A Lingering Tidbit

"I don't know what I'll do with myself when I retire." 

Although not his exact words, I'm confident that was the essence of a remark a neighbor made to me many years back. Isn't it peculiar how tidbits from otherwise inconsequential conversations linger? Do you have an example of a lingering tidbit to share here? Have you ever given thought to the reason(s) your tidbit has remained with you?  

My tidbit has surfaced repeatedly almost from the day I left the full-time work world in 2010. For example, soon after getting up today, I felt grateful anticipating what the next few days look like for me. Nothing complicated: Lots of reading and guitar, meeting some friends to discuss books, time in NYC with my wife, writing a blog post or two, visiting myself via meditation. The simple richness of my life brought my tidbit to mind. 
As the day progressed, little things began amplifying my gratitude. First, an e-mail from a new friend asking me why a book we'd both read was meaningful to me. I pulled out the book, re-read some underlined passages. We agreed to talk later in the day. Then, Manfred Mann's cover of I Think It's Going To Work Out Fine played on the radio on my drive to get coffee. After that song transported me, I mused about the mental detour and then wrote about it in my journal. Later indulged in some Atlas riffing when an essay I'd started reading before opening my e-mail reminded me I was ignorant of the pertinent geography mentioned. And so went the rest of this special not-so-special day.  

I suspect my tidbit has lingered with me largely because I had a strong sense many years back what I would be doing when I retired. 

Saturday, June 1, 2024

I've Got Your Number (#4)

Ready for the latest challenge in this series? 

Start by identifying the twentieth century year linked with the four phrases below, each extracted from a well-known piece of popular culture. The four are listed chronologically:

1.) Oh what a night
2.) He loved Big Brother
3.) No one ever left alive
4.) Tonight I'm going to party

Next, answer the three questions below related to the number of years separating #1 from #2, #2 from #3, and #3 from #4. 

What popular game - also referred to by a rhyming word - matches the number of years between #1 and #2?

What do the songwriters Marvin Hamlisch and Harry Nillson have in common with the number of years separating #2 and #3? 

Append "92" to the number of years separating #3 and #4. What historical significance is attached to this date? 

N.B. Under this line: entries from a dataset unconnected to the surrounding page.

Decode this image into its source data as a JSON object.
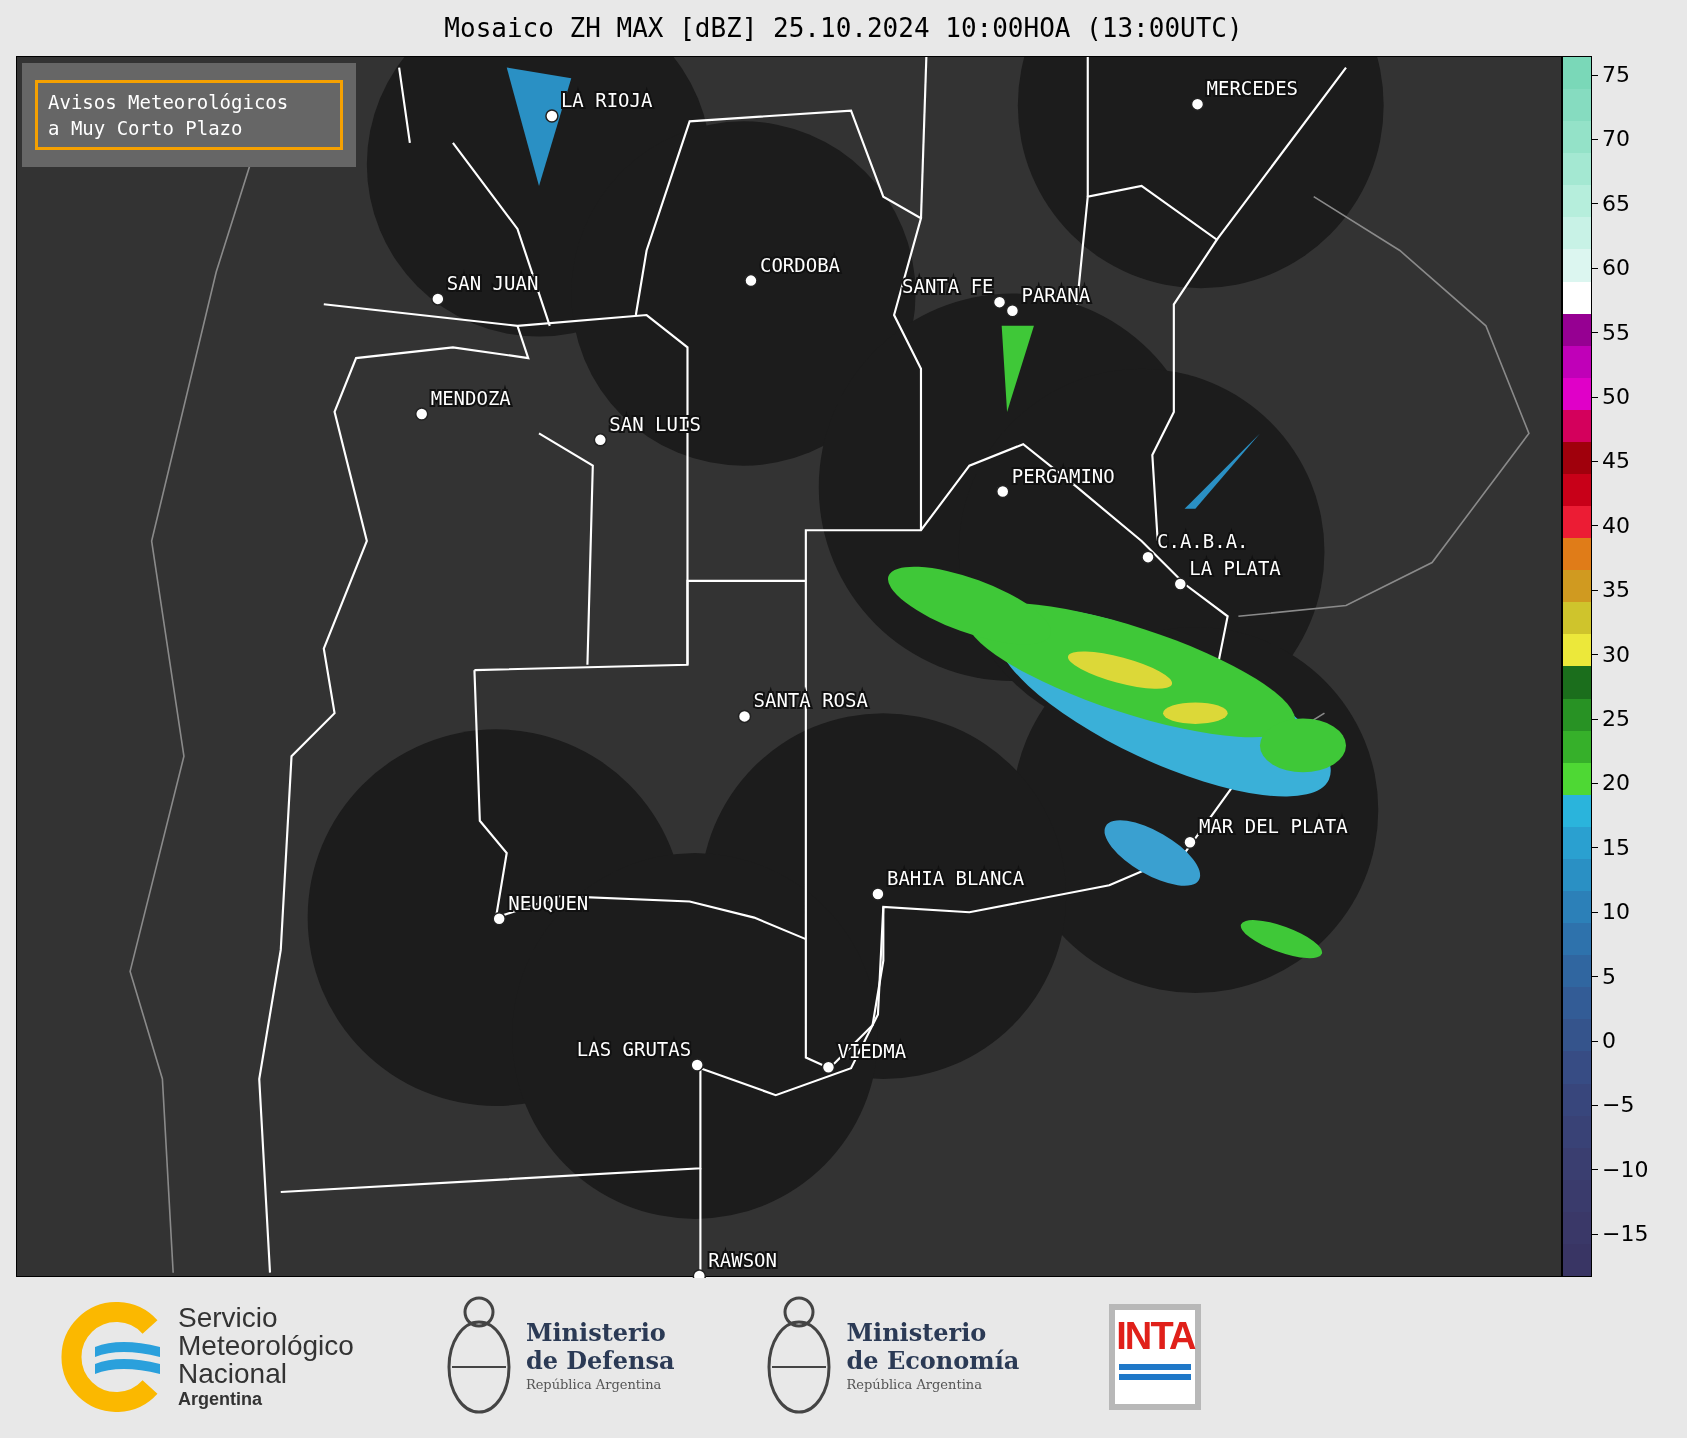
{
  "title": "Mosaico ZH MAX [dBZ] 25.10.2024 10:00HOA (13:00UTC)",
  "notice": [
    "Avisos Meteorológicos",
    "a Muy Corto Plazo"
  ],
  "cities": [
    {
      "name": "LA RIOJA",
      "kind": "right"
    },
    {
      "name": "MERCEDES",
      "kind": "right"
    },
    {
      "name": "CORDOBA",
      "kind": "right"
    },
    {
      "name": "SAN JUAN",
      "kind": "right"
    },
    {
      "name": "SANTA FE",
      "kind": "left"
    },
    {
      "name": "PARANA",
      "kind": "right"
    },
    {
      "name": "MENDOZA",
      "kind": "right"
    },
    {
      "name": "SAN LUIS",
      "kind": "right"
    },
    {
      "name": "PERGAMINO",
      "kind": "right"
    },
    {
      "name": "C.A.B.A.",
      "kind": "right"
    },
    {
      "name": "LA PLATA",
      "kind": "right"
    },
    {
      "name": "SANTA ROSA",
      "kind": "right"
    },
    {
      "name": "MAR DEL PLATA",
      "kind": "right"
    },
    {
      "name": "BAHIA BLANCA",
      "kind": "right"
    },
    {
      "name": "NEUQUEN",
      "kind": "right"
    },
    {
      "name": "LAS GRUTAS",
      "kind": "left"
    },
    {
      "name": "VIEDMA",
      "kind": "right"
    },
    {
      "name": "RAWSON",
      "kind": "right"
    }
  ],
  "colorbar": {
    "ticks": [
      "75",
      "70",
      "65",
      "60",
      "55",
      "50",
      "45",
      "40",
      "35",
      "30",
      "25",
      "20",
      "15",
      "10",
      "5",
      "0",
      "−5",
      "−10",
      "−15"
    ],
    "segments": [
      {
        "color": "#7ad8b8"
      },
      {
        "color": "#86dcc0"
      },
      {
        "color": "#94e2c8"
      },
      {
        "color": "#a4e8d2"
      },
      {
        "color": "#b6eedc"
      },
      {
        "color": "#c8f2e6"
      },
      {
        "color": "#dcf6f0"
      },
      {
        "color": "#ffffff"
      },
      {
        "color": "#960092"
      },
      {
        "color": "#c000b8"
      },
      {
        "color": "#e000c8"
      },
      {
        "color": "#d4005c"
      },
      {
        "color": "#a0000c"
      },
      {
        "color": "#c80018"
      },
      {
        "color": "#ec1c34"
      },
      {
        "color": "#e07c18"
      },
      {
        "color": "#d09a20"
      },
      {
        "color": "#cfc42c"
      },
      {
        "color": "#ece83a"
      },
      {
        "color": "#1b6e1c"
      },
      {
        "color": "#289224"
      },
      {
        "color": "#36b02a"
      },
      {
        "color": "#4ed834"
      },
      {
        "color": "#2ab4dc"
      },
      {
        "color": "#2aa0d0"
      },
      {
        "color": "#2a90c4"
      },
      {
        "color": "#2c80b8"
      },
      {
        "color": "#2e72ac"
      },
      {
        "color": "#3066a0"
      },
      {
        "color": "#335c96"
      },
      {
        "color": "#35548c"
      },
      {
        "color": "#374c84"
      },
      {
        "color": "#38467c"
      },
      {
        "color": "#394276"
      },
      {
        "color": "#3a3e70"
      },
      {
        "color": "#3a3b6c"
      },
      {
        "color": "#3a3868"
      },
      {
        "color": "#393564"
      }
    ]
  },
  "footer": {
    "smn": [
      "Servicio",
      "Meteorológico",
      "Nacional"
    ],
    "smn_country": "Argentina",
    "ministries": [
      {
        "lines": [
          "Ministerio",
          "de Defensa"
        ],
        "country": "República Argentina"
      },
      {
        "lines": [
          "Ministerio",
          "de Economía"
        ],
        "country": "República Argentina"
      }
    ],
    "inta": "INTA"
  }
}
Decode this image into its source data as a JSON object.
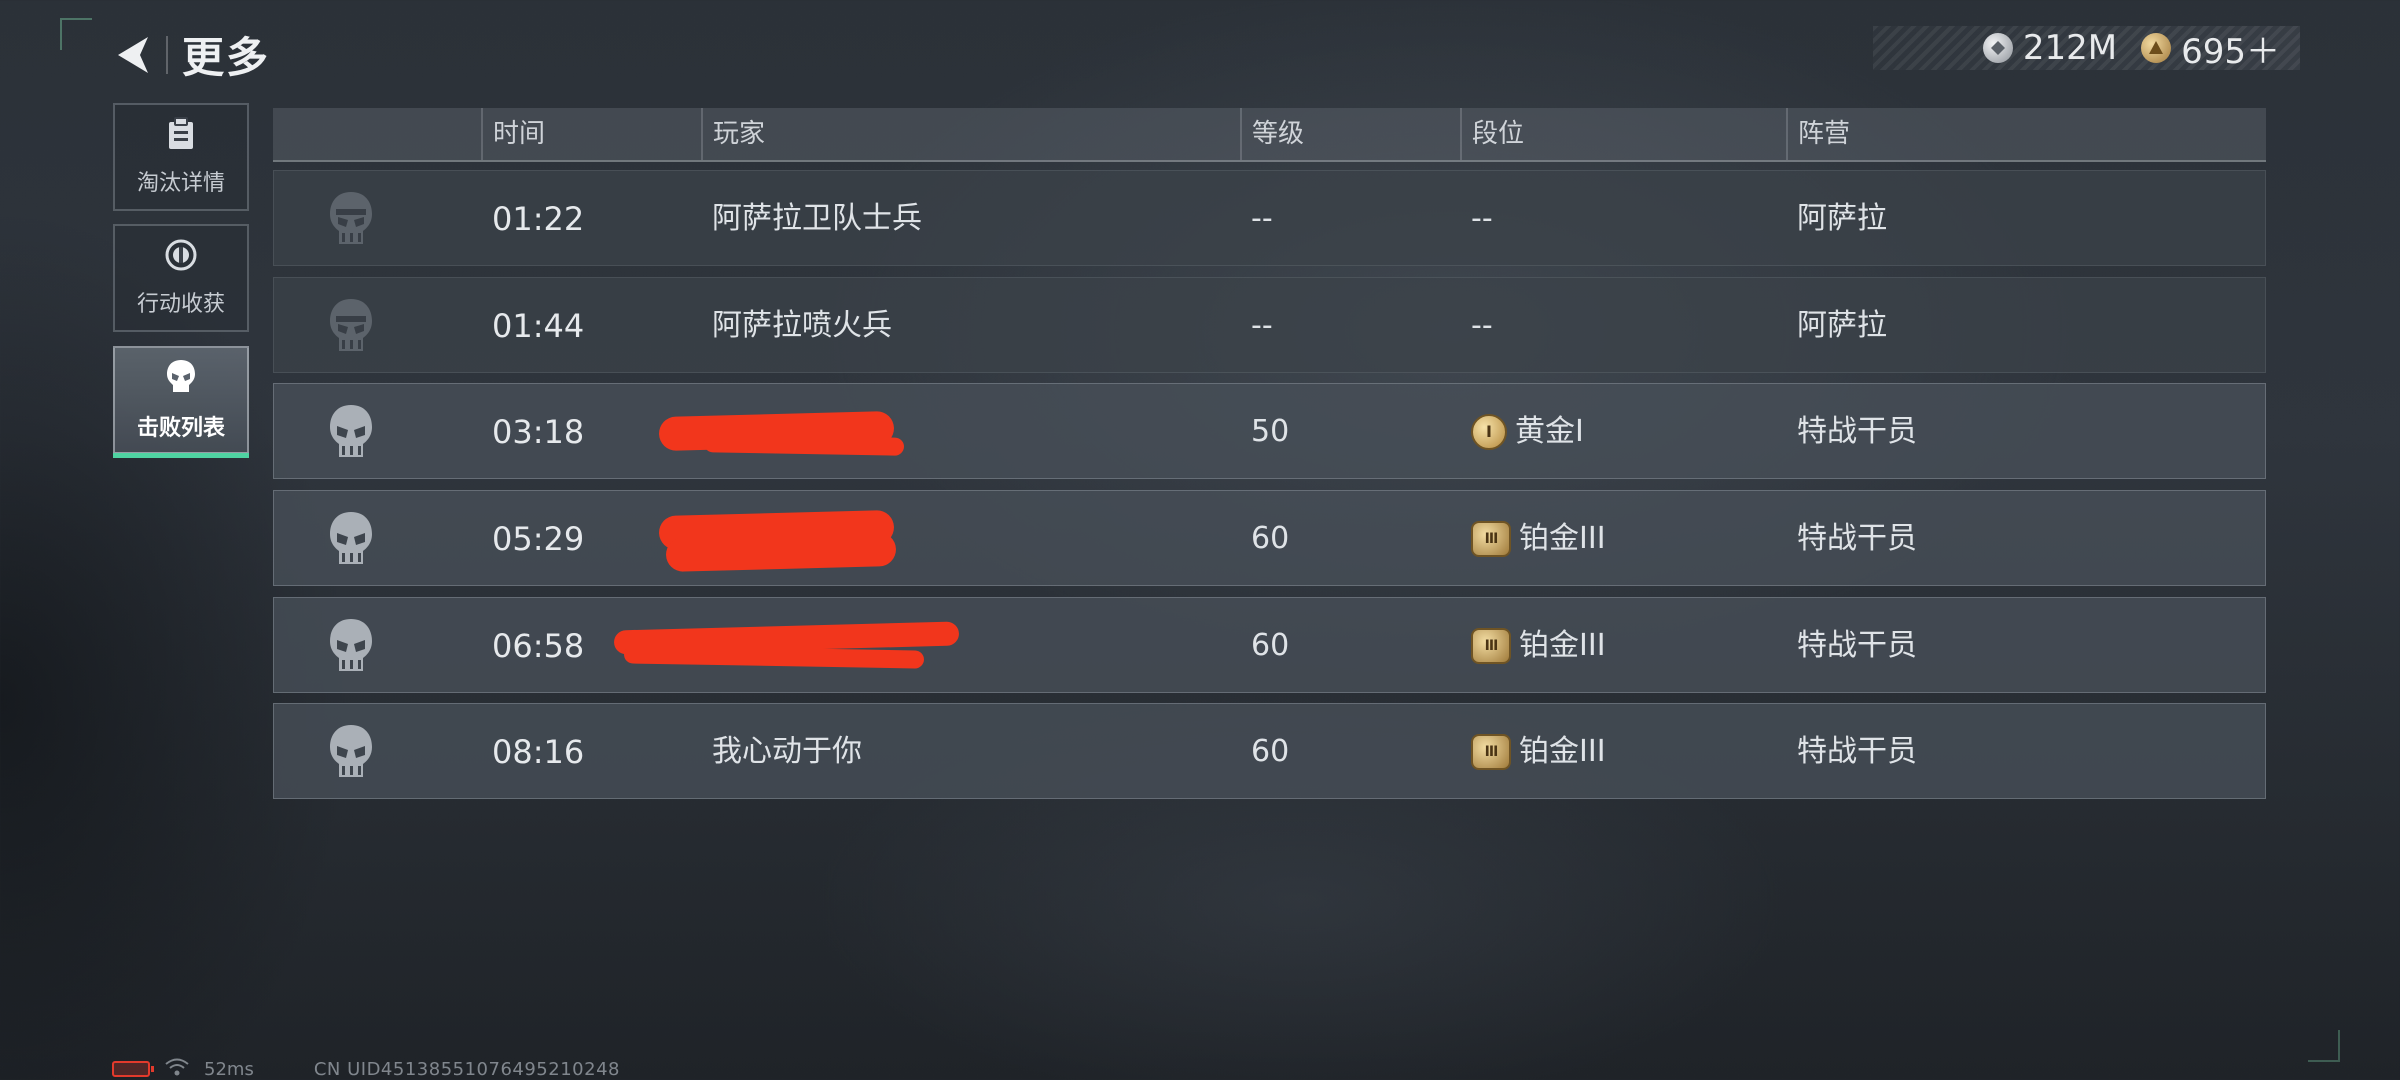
{
  "header": {
    "title": "更多",
    "currency": [
      {
        "icon": "silver-coin-icon",
        "value": "212M"
      },
      {
        "icon": "gold-coin-icon",
        "value": "695＋"
      }
    ]
  },
  "sidebar": {
    "tabs": [
      {
        "label": "淘汰详情",
        "icon": "clipboard-icon",
        "active": false
      },
      {
        "label": "行动收获",
        "icon": "loot-icon",
        "active": false
      },
      {
        "label": "击败列表",
        "icon": "skull-icon",
        "active": true
      }
    ]
  },
  "table": {
    "columns": [
      "时间",
      "玩家",
      "等级",
      "段位",
      "阵营"
    ],
    "rows": [
      {
        "time": "01:22",
        "player": "阿萨拉卫队士兵",
        "level": "--",
        "rank": "--",
        "rank_icon": null,
        "faction": "阿萨拉"
      },
      {
        "time": "01:44",
        "player": "阿萨拉喷火兵",
        "level": "--",
        "rank": "--",
        "rank_icon": null,
        "faction": "阿萨拉"
      },
      {
        "time": "03:18",
        "player": "",
        "level": "50",
        "rank": "黄金I",
        "rank_icon": "I",
        "faction": "特战干员"
      },
      {
        "time": "05:29",
        "player": "",
        "level": "60",
        "rank": "铂金III",
        "rank_icon": "III",
        "faction": "特战干员"
      },
      {
        "time": "06:58",
        "player": "",
        "level": "60",
        "rank": "铂金III",
        "rank_icon": "III",
        "faction": "特战干员"
      },
      {
        "time": "08:16",
        "player": "我心动于你",
        "level": "60",
        "rank": "铂金III",
        "rank_icon": "III",
        "faction": "特战干员"
      }
    ]
  },
  "status": {
    "ping": "52ms",
    "uid": "CN UID4513855107649521024​8"
  },
  "colors": {
    "accent": "#4fd3a2",
    "redaction": "#f2361c"
  }
}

Bonus question for the truly geeky among you: Which well-known Frank Sinatra song did I initially consider as an alternate title for the 4th iteration in this nerdy series?